▶ [PROBLEM REQUIREMENTS]: From the listing below, extract every line containing "Printers".

▶ [DATA SHOWN]:
———

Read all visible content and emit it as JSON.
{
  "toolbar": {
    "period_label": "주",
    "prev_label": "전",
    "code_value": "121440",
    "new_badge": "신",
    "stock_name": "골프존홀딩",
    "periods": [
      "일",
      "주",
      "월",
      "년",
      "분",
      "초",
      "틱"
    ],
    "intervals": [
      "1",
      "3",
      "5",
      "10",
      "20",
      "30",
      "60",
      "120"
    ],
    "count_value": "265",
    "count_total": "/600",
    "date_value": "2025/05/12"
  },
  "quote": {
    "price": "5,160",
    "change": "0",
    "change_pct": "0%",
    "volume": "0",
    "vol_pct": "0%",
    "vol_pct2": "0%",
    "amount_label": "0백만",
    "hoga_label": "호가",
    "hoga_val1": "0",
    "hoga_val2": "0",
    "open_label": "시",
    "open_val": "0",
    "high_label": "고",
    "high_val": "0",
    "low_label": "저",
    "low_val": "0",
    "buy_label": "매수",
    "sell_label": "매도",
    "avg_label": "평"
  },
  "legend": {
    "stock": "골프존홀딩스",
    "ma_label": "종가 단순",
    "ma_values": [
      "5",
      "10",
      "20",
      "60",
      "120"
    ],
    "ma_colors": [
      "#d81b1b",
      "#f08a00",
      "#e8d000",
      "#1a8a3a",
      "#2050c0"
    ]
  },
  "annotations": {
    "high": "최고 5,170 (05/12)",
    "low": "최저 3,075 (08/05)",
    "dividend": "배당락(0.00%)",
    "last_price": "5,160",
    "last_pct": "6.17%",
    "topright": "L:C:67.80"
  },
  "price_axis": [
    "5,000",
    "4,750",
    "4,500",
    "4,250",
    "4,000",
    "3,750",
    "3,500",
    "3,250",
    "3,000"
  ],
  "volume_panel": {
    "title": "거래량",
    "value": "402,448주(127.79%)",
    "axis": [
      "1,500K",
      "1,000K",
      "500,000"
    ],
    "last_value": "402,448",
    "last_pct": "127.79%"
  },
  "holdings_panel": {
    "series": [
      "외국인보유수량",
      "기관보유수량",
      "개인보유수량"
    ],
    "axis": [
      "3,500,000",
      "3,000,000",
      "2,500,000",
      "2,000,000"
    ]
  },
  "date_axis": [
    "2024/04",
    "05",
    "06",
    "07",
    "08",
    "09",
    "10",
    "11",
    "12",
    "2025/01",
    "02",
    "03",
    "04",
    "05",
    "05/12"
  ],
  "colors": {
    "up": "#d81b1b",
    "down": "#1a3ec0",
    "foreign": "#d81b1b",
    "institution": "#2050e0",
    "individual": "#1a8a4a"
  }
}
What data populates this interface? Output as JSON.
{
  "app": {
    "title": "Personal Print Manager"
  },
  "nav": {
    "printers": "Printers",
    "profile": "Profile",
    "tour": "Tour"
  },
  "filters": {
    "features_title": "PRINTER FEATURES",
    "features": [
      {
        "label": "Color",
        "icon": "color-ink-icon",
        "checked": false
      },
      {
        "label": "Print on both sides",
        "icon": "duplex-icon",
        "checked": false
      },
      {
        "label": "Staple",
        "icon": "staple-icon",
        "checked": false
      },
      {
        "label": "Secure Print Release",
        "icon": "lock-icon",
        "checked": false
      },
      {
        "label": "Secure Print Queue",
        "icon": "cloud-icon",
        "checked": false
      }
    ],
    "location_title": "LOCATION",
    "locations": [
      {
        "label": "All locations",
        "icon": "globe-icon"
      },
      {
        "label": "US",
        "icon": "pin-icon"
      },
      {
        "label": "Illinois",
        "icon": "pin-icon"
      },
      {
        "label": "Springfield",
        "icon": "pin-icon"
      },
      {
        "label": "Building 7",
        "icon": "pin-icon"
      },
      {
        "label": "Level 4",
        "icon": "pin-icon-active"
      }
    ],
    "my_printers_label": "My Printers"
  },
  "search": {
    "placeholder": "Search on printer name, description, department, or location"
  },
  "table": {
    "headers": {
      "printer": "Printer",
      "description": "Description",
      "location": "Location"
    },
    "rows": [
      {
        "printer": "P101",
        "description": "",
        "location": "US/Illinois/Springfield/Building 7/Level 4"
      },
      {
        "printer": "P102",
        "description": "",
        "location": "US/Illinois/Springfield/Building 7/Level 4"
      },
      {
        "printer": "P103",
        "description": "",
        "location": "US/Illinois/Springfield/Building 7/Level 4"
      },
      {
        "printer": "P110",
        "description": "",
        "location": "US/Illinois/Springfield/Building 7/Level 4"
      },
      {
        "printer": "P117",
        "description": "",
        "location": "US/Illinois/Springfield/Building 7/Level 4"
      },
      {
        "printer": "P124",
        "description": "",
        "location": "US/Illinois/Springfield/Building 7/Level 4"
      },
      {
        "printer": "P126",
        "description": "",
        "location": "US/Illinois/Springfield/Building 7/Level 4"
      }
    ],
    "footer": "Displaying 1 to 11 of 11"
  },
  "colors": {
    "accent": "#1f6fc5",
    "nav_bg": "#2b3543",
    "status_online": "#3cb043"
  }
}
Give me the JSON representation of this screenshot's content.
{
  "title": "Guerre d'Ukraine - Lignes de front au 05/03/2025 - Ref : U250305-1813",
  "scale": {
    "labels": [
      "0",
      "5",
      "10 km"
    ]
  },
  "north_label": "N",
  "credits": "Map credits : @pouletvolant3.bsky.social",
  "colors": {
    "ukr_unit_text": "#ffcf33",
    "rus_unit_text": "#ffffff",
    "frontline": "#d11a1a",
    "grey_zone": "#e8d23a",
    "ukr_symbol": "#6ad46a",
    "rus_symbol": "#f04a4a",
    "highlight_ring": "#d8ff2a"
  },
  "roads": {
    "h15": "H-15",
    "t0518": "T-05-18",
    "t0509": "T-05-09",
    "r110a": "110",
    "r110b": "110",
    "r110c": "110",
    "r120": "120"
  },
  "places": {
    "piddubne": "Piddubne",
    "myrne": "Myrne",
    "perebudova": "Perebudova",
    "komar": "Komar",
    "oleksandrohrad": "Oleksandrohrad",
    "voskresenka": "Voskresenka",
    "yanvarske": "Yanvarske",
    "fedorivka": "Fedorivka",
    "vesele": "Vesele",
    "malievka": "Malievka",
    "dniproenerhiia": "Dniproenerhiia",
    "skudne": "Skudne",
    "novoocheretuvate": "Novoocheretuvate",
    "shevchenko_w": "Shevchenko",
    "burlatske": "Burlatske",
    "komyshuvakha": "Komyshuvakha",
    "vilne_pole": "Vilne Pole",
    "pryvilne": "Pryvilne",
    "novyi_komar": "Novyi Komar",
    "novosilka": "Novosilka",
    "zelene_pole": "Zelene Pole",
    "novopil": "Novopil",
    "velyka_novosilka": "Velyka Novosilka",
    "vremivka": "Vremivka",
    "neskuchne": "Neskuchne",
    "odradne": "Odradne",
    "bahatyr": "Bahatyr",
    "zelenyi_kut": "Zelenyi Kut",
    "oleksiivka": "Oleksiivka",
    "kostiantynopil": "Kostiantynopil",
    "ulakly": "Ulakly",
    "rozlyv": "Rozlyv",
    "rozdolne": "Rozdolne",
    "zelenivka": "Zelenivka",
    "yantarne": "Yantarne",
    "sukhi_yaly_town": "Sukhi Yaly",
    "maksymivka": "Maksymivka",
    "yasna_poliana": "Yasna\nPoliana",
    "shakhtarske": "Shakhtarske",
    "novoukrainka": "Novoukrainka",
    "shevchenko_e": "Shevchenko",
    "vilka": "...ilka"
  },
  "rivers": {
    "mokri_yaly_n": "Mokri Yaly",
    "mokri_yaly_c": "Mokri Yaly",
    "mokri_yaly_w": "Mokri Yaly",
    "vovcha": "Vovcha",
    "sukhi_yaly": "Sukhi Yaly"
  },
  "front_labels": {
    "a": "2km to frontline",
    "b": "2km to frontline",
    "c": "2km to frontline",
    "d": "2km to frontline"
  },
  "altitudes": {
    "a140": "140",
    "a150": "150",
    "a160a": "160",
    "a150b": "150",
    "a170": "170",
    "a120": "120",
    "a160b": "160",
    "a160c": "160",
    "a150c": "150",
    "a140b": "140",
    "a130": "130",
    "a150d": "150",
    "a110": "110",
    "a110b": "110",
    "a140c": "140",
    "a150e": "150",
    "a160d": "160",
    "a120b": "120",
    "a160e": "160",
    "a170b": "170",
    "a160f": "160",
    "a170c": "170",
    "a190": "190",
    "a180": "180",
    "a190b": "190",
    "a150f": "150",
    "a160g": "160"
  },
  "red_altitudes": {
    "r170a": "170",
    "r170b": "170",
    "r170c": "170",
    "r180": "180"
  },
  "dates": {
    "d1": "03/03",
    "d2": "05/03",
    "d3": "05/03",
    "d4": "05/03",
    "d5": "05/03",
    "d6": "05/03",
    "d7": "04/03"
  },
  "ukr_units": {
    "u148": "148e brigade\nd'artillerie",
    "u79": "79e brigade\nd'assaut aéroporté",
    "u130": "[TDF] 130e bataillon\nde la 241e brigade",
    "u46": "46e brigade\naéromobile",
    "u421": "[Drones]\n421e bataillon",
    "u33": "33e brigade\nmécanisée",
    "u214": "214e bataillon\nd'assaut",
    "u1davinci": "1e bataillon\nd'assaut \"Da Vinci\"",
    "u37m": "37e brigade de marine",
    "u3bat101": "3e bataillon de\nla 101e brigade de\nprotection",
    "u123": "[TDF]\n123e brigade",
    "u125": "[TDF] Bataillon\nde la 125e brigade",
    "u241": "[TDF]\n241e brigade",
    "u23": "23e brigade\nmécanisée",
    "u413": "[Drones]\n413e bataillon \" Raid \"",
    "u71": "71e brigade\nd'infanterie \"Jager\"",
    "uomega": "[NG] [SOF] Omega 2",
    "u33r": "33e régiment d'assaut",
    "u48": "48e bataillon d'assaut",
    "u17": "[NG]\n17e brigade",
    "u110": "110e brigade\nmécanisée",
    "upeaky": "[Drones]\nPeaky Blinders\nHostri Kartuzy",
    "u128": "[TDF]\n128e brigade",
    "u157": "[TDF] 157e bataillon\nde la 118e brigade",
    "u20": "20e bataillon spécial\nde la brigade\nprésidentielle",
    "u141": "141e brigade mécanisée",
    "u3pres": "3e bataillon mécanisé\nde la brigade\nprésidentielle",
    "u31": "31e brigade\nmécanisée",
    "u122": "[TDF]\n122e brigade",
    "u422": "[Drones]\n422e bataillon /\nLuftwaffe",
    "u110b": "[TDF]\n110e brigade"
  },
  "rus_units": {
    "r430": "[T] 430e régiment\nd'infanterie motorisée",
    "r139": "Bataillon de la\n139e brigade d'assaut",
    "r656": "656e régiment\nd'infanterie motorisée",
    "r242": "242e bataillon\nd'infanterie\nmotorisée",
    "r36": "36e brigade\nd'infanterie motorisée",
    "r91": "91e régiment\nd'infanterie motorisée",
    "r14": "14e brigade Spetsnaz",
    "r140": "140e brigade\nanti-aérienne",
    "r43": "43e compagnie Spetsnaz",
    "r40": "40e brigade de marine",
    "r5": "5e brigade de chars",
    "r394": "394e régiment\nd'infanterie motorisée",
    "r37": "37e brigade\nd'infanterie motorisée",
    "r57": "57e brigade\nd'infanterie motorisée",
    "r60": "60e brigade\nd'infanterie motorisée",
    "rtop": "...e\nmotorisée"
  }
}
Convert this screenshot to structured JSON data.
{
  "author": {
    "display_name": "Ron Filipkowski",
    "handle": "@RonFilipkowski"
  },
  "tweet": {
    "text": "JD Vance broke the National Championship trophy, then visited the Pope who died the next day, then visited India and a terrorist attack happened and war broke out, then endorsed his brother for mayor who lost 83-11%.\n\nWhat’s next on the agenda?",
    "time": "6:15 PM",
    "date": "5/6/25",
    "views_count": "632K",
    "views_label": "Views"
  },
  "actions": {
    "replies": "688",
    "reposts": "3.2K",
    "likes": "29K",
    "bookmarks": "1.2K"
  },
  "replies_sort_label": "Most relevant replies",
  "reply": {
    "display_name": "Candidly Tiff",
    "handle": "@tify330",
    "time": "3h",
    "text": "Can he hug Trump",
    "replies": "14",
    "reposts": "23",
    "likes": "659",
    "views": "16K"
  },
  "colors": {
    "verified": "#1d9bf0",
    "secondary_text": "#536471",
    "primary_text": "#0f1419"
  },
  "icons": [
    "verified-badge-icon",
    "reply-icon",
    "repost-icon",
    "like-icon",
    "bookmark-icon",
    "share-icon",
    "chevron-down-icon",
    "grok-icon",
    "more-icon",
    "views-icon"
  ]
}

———

▶ [RESULT FOR THIS TASK]:
    "printers": "Printers",
    "my_printers_label": "My Printers"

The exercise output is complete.